**Extracted material:**
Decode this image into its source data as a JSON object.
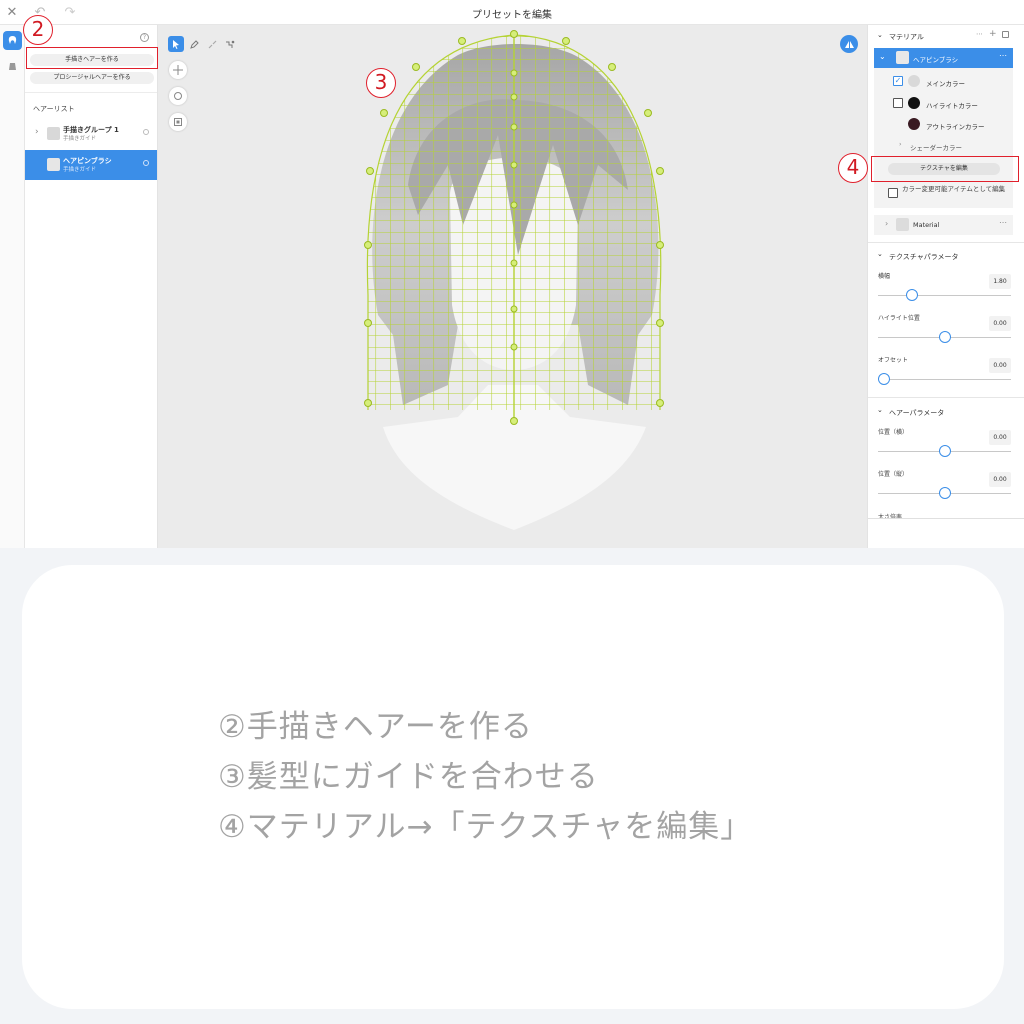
{
  "window": {
    "title": "プリセットを編集"
  },
  "left_panel": {
    "buttons": {
      "create_handdrawn": "手描きヘアーを作る",
      "create_procedural": "プロシージャルヘアーを作る"
    },
    "hair_list_label": "ヘアーリスト",
    "items": [
      {
        "name": "手描きグループ 1",
        "sub": "手描きガイド"
      },
      {
        "name": "ヘアピンブラシ",
        "sub": "手描きガイド"
      }
    ]
  },
  "right_panel": {
    "material_header": "マテリアル",
    "material_item": "ヘアピンブラシ",
    "swatches": {
      "main": "メインカラー",
      "highlight": "ハイライトカラー",
      "outline": "アウトラインカラー",
      "shader": "シェーダーカラー"
    },
    "edit_texture_button": "テクスチャを編集",
    "editable_checkbox_label": "カラー変更可能アイテムとして編集",
    "material2": "Material",
    "texture_params_header": "テクスチャパラメータ",
    "texture_params": [
      {
        "label": "横幅",
        "value": "1.80",
        "fraction": 0.23
      },
      {
        "label": "ハイライト位置",
        "value": "0.00",
        "fraction": 0.5
      },
      {
        "label": "オフセット",
        "value": "0.00",
        "fraction": 0.0
      }
    ],
    "hair_params_header": "ヘアーパラメータ",
    "hair_params": [
      {
        "label": "位置（横）",
        "value": "0.00",
        "fraction": 0.5
      },
      {
        "label": "位置（縦）",
        "value": "0.00",
        "fraction": 0.5
      }
    ],
    "partial_label": "太さ倍率"
  },
  "annotations": {
    "step2": "2",
    "step3": "3",
    "step4": "4"
  },
  "caption": {
    "line2": "②手描きヘアーを作る",
    "line3": "③髪型にガイドを合わせる",
    "line4": "④マテリアル→「テクスチャを編集」"
  },
  "colors": {
    "accent_blue": "#3b8ee8",
    "annotation_red": "#e0202c",
    "guide_green": "#b5d334",
    "main_color": "#d9d9d9",
    "highlight_color": "#111111",
    "outline_color": "#3a1a22"
  },
  "icons": [
    "close-icon",
    "undo-icon",
    "redo-icon",
    "hair-mode-icon",
    "accessory-mode-icon",
    "help-icon",
    "select-tool-icon",
    "pen-tool-icon",
    "brush-tool-icon",
    "rig-tool-icon",
    "move-icon",
    "rotate-icon",
    "frame-icon",
    "mirror-icon",
    "more-icon",
    "add-icon",
    "copy-icon"
  ]
}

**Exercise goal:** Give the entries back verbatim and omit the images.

**Expected answer:**
Decode this image into its source data as a JSON object.
{
  "window": {
    "title": "プリセットを編集"
  },
  "left_panel": {
    "buttons": {
      "create_handdrawn": "手描きヘアーを作る",
      "create_procedural": "プロシージャルヘアーを作る"
    },
    "hair_list_label": "ヘアーリスト",
    "items": [
      {
        "name": "手描きグループ 1",
        "sub": "手描きガイド"
      },
      {
        "name": "ヘアピンブラシ",
        "sub": "手描きガイド"
      }
    ]
  },
  "right_panel": {
    "material_header": "マテリアル",
    "material_item": "ヘアピンブラシ",
    "swatches": {
      "main": "メインカラー",
      "highlight": "ハイライトカラー",
      "outline": "アウトラインカラー",
      "shader": "シェーダーカラー"
    },
    "edit_texture_button": "テクスチャを編集",
    "editable_checkbox_label": "カラー変更可能アイテムとして編集",
    "material2": "Material",
    "texture_params_header": "テクスチャパラメータ",
    "texture_params": [
      {
        "label": "横幅",
        "value": "1.80",
        "fraction": 0.23
      },
      {
        "label": "ハイライト位置",
        "value": "0.00",
        "fraction": 0.5
      },
      {
        "label": "オフセット",
        "value": "0.00",
        "fraction": 0.0
      }
    ],
    "hair_params_header": "ヘアーパラメータ",
    "hair_params": [
      {
        "label": "位置（横）",
        "value": "0.00",
        "fraction": 0.5
      },
      {
        "label": "位置（縦）",
        "value": "0.00",
        "fraction": 0.5
      }
    ],
    "partial_label": "太さ倍率"
  },
  "annotations": {
    "step2": "2",
    "step3": "3",
    "step4": "4"
  },
  "caption": {
    "line2": "②手描きヘアーを作る",
    "line3": "③髪型にガイドを合わせる",
    "line4": "④マテリアル→「テクスチャを編集」"
  },
  "colors": {
    "accent_blue": "#3b8ee8",
    "annotation_red": "#e0202c",
    "guide_green": "#b5d334",
    "main_color": "#d9d9d9",
    "highlight_color": "#111111",
    "outline_color": "#3a1a22"
  },
  "icons": [
    "close-icon",
    "undo-icon",
    "redo-icon",
    "hair-mode-icon",
    "accessory-mode-icon",
    "help-icon",
    "select-tool-icon",
    "pen-tool-icon",
    "brush-tool-icon",
    "rig-tool-icon",
    "move-icon",
    "rotate-icon",
    "frame-icon",
    "mirror-icon",
    "more-icon",
    "add-icon",
    "copy-icon"
  ]
}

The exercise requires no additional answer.